Daily consumption of broccoli and broccoli sprouts in modest amounts have been found to be greatly beneficial to human health, with little to no risk associated. So keep on eating both broccoli and broccoli sprouts!
Broccoli And Broccoli Sprouts?
In conclusion, broccoli sprouts do contain higher amounts than broccoli of many vitamins and minerals, including the very important compound sulforaphane. But that’s not to say broccoli cannot have an important part in your diet as well.
Both broccoli and broccoli sprouts are a healthful and necessary part in your diet. They contain varied amounts of many vitamins and minerals. The body utilizes the two forms of broccoli in different ways, which is why we should consume both.
My advice to you is to start growing your own broccoli sprouts and have a never-ending supply on hand to toss into salads, soups, sandwiches, smoothies, or just chow down on a handful every now and then.
This practice of consuming more broccoli sprouts does not need to take the place of mature broccoli, though. Broccoli is a deliciously crunchy veggie when raw (enjoy with some hummus) and goes perfectly in any stir fry.
I hope you enjoyed this article and gained a new perspective of broccoli vs broccoli sprouts. If you have a minute, please leave a quick comment below and let me know what you found most interesting about this.
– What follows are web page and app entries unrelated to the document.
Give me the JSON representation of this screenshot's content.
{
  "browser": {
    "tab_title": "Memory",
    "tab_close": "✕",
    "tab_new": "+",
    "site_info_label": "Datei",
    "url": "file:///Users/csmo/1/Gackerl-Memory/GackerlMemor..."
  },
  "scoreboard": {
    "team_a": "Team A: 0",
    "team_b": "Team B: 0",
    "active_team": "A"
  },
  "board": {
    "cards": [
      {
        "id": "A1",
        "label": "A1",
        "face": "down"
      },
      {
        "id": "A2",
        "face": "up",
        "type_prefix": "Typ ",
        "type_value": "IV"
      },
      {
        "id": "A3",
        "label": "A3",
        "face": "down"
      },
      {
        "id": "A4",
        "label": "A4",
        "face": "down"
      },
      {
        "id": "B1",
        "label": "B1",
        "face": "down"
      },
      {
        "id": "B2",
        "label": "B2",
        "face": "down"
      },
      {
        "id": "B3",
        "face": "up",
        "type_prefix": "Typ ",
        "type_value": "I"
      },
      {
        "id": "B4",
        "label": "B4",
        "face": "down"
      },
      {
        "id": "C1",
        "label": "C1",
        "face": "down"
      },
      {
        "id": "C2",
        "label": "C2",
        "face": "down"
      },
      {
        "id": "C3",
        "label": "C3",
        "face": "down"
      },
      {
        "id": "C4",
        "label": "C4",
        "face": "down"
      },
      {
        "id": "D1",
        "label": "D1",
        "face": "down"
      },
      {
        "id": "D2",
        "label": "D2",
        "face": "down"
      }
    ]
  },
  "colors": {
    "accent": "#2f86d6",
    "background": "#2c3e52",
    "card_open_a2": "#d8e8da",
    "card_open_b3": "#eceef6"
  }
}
And as always, share on social media to allow others to “Get Planted”!